• Task statement: Output the complete listing exactly.

━━━━━ Given information ━━━━━

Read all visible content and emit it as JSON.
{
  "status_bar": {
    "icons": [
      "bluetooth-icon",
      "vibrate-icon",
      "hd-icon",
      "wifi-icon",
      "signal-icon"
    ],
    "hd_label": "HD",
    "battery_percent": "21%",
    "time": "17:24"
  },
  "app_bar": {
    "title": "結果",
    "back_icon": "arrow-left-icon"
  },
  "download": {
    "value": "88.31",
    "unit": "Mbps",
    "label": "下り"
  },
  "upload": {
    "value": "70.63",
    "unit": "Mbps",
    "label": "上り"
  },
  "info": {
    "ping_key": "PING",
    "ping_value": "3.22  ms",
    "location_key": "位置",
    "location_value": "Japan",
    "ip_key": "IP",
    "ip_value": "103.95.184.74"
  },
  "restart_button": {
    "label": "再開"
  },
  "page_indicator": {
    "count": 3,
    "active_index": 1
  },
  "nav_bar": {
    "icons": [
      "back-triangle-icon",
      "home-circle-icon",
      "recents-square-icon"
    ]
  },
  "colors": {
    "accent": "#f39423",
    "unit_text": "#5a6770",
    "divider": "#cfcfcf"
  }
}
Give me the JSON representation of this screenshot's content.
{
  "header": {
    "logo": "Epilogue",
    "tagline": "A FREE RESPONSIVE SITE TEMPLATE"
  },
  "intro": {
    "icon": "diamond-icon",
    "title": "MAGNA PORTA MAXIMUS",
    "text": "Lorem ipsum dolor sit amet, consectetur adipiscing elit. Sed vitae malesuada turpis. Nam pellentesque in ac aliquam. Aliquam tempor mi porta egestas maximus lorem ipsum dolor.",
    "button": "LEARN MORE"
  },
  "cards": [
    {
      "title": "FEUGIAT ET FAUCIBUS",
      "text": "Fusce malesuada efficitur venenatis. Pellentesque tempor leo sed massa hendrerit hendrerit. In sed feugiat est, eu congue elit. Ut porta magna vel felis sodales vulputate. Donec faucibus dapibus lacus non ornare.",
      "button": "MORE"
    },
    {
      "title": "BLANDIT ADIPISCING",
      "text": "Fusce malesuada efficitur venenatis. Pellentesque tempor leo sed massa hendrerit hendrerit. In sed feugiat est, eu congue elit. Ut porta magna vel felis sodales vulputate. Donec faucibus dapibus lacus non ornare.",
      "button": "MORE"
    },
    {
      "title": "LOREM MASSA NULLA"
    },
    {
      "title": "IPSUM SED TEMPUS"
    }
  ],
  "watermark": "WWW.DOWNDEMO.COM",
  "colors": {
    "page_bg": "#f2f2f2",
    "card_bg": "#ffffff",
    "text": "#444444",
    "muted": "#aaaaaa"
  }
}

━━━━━

• Solution to this problem:
Read all visible content and emit it as JSON.
{
  "status_bar": {
    "icons": [
      "bluetooth-icon",
      "vibrate-icon",
      "hd-icon",
      "wifi-icon",
      "signal-icon"
    ],
    "hd_label": "HD",
    "battery_percent": "21%",
    "time": "17:24"
  },
  "app_bar": {
    "title": "結果",
    "back_icon": "arrow-left-icon"
  },
  "download": {
    "value": "88.31",
    "unit": "Mbps",
    "label": "下り"
  },
  "upload": {
    "value": "70.63",
    "unit": "Mbps",
    "label": "上り"
  },
  "info": {
    "ping_key": "PING",
    "ping_value": "3.22  ms",
    "location_key": "位置",
    "location_value": "Japan",
    "ip_key": "IP",
    "ip_value": "103.95.184.74"
  },
  "restart_button": {
    "label": "再開"
  },
  "page_indicator": {
    "count": 3,
    "active_index": 1
  },
  "nav_bar": {
    "icons": [
      "back-triangle-icon",
      "home-circle-icon",
      "recents-square-icon"
    ]
  },
  "colors": {
    "accent": "#f39423",
    "unit_text": "#5a6770",
    "divider": "#cfcfcf"
  }
}
Give me the JSON representation of this screenshot's content.
{
  "header": {
    "logo": "Epilogue",
    "tagline": "A FREE RESPONSIVE SITE TEMPLATE"
  },
  "intro": {
    "icon": "diamond-icon",
    "title": "MAGNA PORTA MAXIMUS",
    "text": "Lorem ipsum dolor sit amet, consectetur adipiscing elit. Sed vitae malesuada turpis. Nam pellentesque in ac aliquam. Aliquam tempor mi porta egestas maximus lorem ipsum dolor.",
    "button": "LEARN MORE"
  },
  "cards": [
    {
      "title": "FEUGIAT ET FAUCIBUS",
      "text": "Fusce malesuada efficitur venenatis. Pellentesque tempor leo sed massa hendrerit hendrerit. In sed feugiat est, eu congue elit. Ut porta magna vel felis sodales vulputate. Donec faucibus dapibus lacus non ornare.",
      "button": "MORE"
    },
    {
      "title": "BLANDIT ADIPISCING",
      "text": "Fusce malesuada efficitur venenatis. Pellentesque tempor leo sed massa hendrerit hendrerit. In sed feugiat est, eu congue elit. Ut porta magna vel felis sodales vulputate. Donec faucibus dapibus lacus non ornare.",
      "button": "MORE"
    },
    {
      "title": "LOREM MASSA NULLA"
    },
    {
      "title": "IPSUM SED TEMPUS"
    }
  ],
  "watermark": "WWW.DOWNDEMO.COM",
  "colors": {
    "page_bg": "#f2f2f2",
    "card_bg": "#ffffff",
    "text": "#444444",
    "muted": "#aaaaaa"
  }
}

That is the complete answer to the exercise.